“We were notified yesterday by NHS Digital about the cyber attacks on the NHS and we are on alert at present,” said Peter Knight, Chief Information and Digital Officer of Oxford University Hospitals NHS Foundation Trust.
He added: “So far, our strong security measures are holding solid. We continue to closely monitor the situation and have asked staff to be vigilant. Protecting patient information is our top priority.”
Despite concerns that the University’s internal emailing system may have been affected by the breach, there have been “no reported issues” so far, a University source said.
Students at some colleges have been instructed to update computers and be “extra cautious” with email attachments. Computers running software older than the latest version of Windows and Apple OS X are susceptible to the threat.
In an email to Somerville students, the College IT Support officers said: “We are taking steps to double check that Somerville has the latest security patches installed on all the College servers and computers.”
The email recommended that students ensure their software is up to date and update anti-virus software. It told students to “update [your] computers and be extra cautious with email attachments.”
There are concerns that once installed on a network PC, the malware will spread to other computers connect to the University’s server. It is believed that the threat, which has caused a reported 45,000 attacks worldwide, is spread through spread initially via infected email attachments.

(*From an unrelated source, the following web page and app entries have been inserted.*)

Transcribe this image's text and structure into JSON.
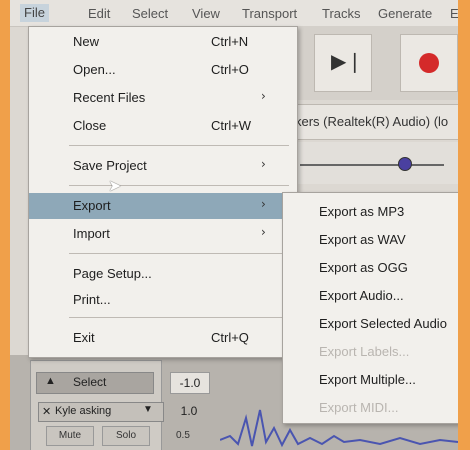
{
  "menubar": {
    "items": [
      "File",
      "Edit",
      "Select",
      "View",
      "Transport",
      "Tracks",
      "Generate",
      "E"
    ]
  },
  "file_menu": {
    "items": [
      {
        "label": "New",
        "shortcut": "Ctrl+N"
      },
      {
        "label": "Open...",
        "shortcut": "Ctrl+O"
      },
      {
        "label": "Recent Files",
        "submenu_arrow": "›"
      },
      {
        "label": "Close",
        "shortcut": "Ctrl+W"
      },
      {
        "label": "Save Project",
        "submenu_arrow": "›"
      },
      {
        "label": "Export",
        "submenu_arrow": "›"
      },
      {
        "label": "Import",
        "submenu_arrow": "›"
      },
      {
        "label": "Page Setup..."
      },
      {
        "label": "Print..."
      },
      {
        "label": "Exit",
        "shortcut": "Ctrl+Q"
      }
    ]
  },
  "export_submenu": {
    "items": [
      {
        "label": "Export as MP3",
        "enabled": true
      },
      {
        "label": "Export as WAV",
        "enabled": true
      },
      {
        "label": "Export as OGG",
        "enabled": true
      },
      {
        "label": "Export Audio...",
        "enabled": true
      },
      {
        "label": "Export Selected Audio",
        "enabled": true
      },
      {
        "label": "Export Labels...",
        "enabled": false
      },
      {
        "label": "Export Multiple...",
        "enabled": true
      },
      {
        "label": "Export MIDI...",
        "enabled": false
      }
    ]
  },
  "device": {
    "output_label": "kers (Realtek(R) Audio) (lo"
  },
  "track": {
    "select_label": "Select",
    "name": "Kyle asking",
    "mute_label": "Mute",
    "solo_label": "Solo",
    "scale_top": "-1.0",
    "scale_mid": "1.0",
    "scale_low": "0.5"
  },
  "icons": {
    "skip_end": "skip-to-end-icon",
    "record": "record-icon"
  },
  "colors": {
    "frame": "#f0a04a",
    "highlight": "#8ea8b8",
    "record": "#d42a2a"
  }
}
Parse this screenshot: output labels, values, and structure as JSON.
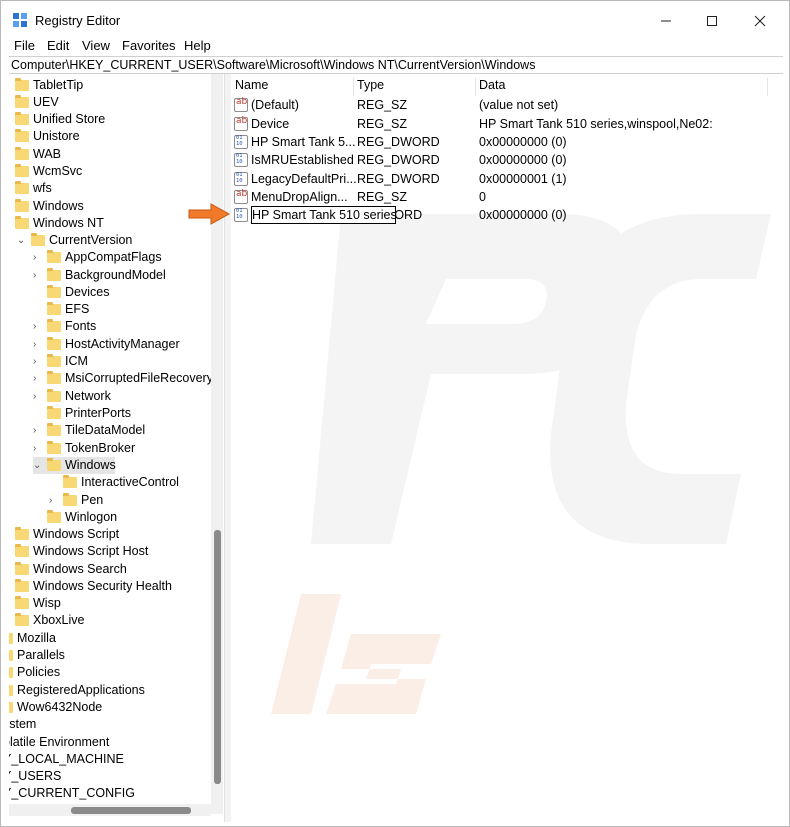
{
  "window": {
    "title": "Registry Editor"
  },
  "menu": [
    "File",
    "Edit",
    "View",
    "Favorites",
    "Help"
  ],
  "address": "Computer\\HKEY_CURRENT_USER\\Software\\Microsoft\\Windows NT\\CurrentVersion\\Windows",
  "tree": [
    {
      "label": "TabletTip"
    },
    {
      "label": "UEV"
    },
    {
      "label": "Unified Store"
    },
    {
      "label": "Unistore"
    },
    {
      "label": "WAB"
    },
    {
      "label": "WcmSvc"
    },
    {
      "label": "wfs"
    },
    {
      "label": "Windows"
    },
    {
      "label": "Windows NT"
    },
    {
      "label": "CurrentVersion"
    },
    {
      "label": "AppCompatFlags"
    },
    {
      "label": "BackgroundModel"
    },
    {
      "label": "Devices"
    },
    {
      "label": "EFS"
    },
    {
      "label": "Fonts"
    },
    {
      "label": "HostActivityManager"
    },
    {
      "label": "ICM"
    },
    {
      "label": "MsiCorruptedFileRecovery"
    },
    {
      "label": "Network"
    },
    {
      "label": "PrinterPorts"
    },
    {
      "label": "TileDataModel"
    },
    {
      "label": "TokenBroker"
    },
    {
      "label": "Windows"
    },
    {
      "label": "InteractiveControl"
    },
    {
      "label": "Pen"
    },
    {
      "label": "Winlogon"
    },
    {
      "label": "Windows Script"
    },
    {
      "label": "Windows Script Host"
    },
    {
      "label": "Windows Search"
    },
    {
      "label": "Windows Security Health"
    },
    {
      "label": "Wisp"
    },
    {
      "label": "XboxLive"
    },
    {
      "label": "Mozilla"
    },
    {
      "label": "Parallels"
    },
    {
      "label": "Policies"
    },
    {
      "label": "RegisteredApplications"
    },
    {
      "label": "Wow6432Node"
    },
    {
      "label": "ystem"
    },
    {
      "label": "olatile Environment"
    },
    {
      "label": "Y_LOCAL_MACHINE"
    },
    {
      "label": "Y_USERS"
    },
    {
      "label": "Y_CURRENT_CONFIG"
    }
  ],
  "columns": {
    "name": "Name",
    "type": "Type",
    "data": "Data"
  },
  "values": [
    {
      "name": "(Default)",
      "type": "REG_SZ",
      "data": "(value not set)",
      "icon": "string-value-icon"
    },
    {
      "name": "Device",
      "type": "REG_SZ",
      "data": "HP Smart Tank 510 series,winspool,Ne02:",
      "icon": "string-value-icon"
    },
    {
      "name": "HP Smart Tank 5...",
      "type": "REG_DWORD",
      "data": "0x00000000 (0)",
      "icon": "dword-value-icon"
    },
    {
      "name": "IsMRUEstablished",
      "type": "REG_DWORD",
      "data": "0x00000000 (0)",
      "icon": "dword-value-icon"
    },
    {
      "name": "LegacyDefaultPri...",
      "type": "REG_DWORD",
      "data": "0x00000001 (1)",
      "icon": "dword-value-icon"
    },
    {
      "name": "MenuDropAlign...",
      "type": "REG_SZ",
      "data": "0",
      "icon": "string-value-icon"
    },
    {
      "name": "HP Smart Tank 510 series",
      "type": "VORD",
      "data": "0x00000000 (0)",
      "icon": "dword-value-icon"
    }
  ],
  "colors": {
    "folder": "#f8d775",
    "arrow": "#f07a2a",
    "selection": "#e5e5e5"
  }
}
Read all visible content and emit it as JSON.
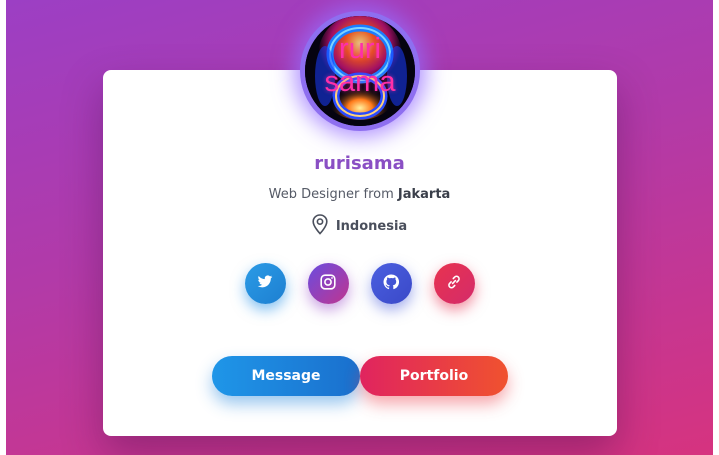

A University spokesperson said: “The University takes a vigilant approach to information security and has been monitoring for the threat of a similar attack since Friday afternoon.
“At this point there is no evidence of an attack against the University, nor is there any evidence of malware infections. However the University will continue to monitor the situation and is ready to respond if required.
The attack has affected businesses and government offices from Mexico to Russia on Friday, with experts, including the European security organisation, Interpol, calling it the biggest ransomware outbreak ever.
Computers at NHS hospitals and GP surgeries were amongst those hit by the malware, which blocks access to any files on a PC until a ransom is paid.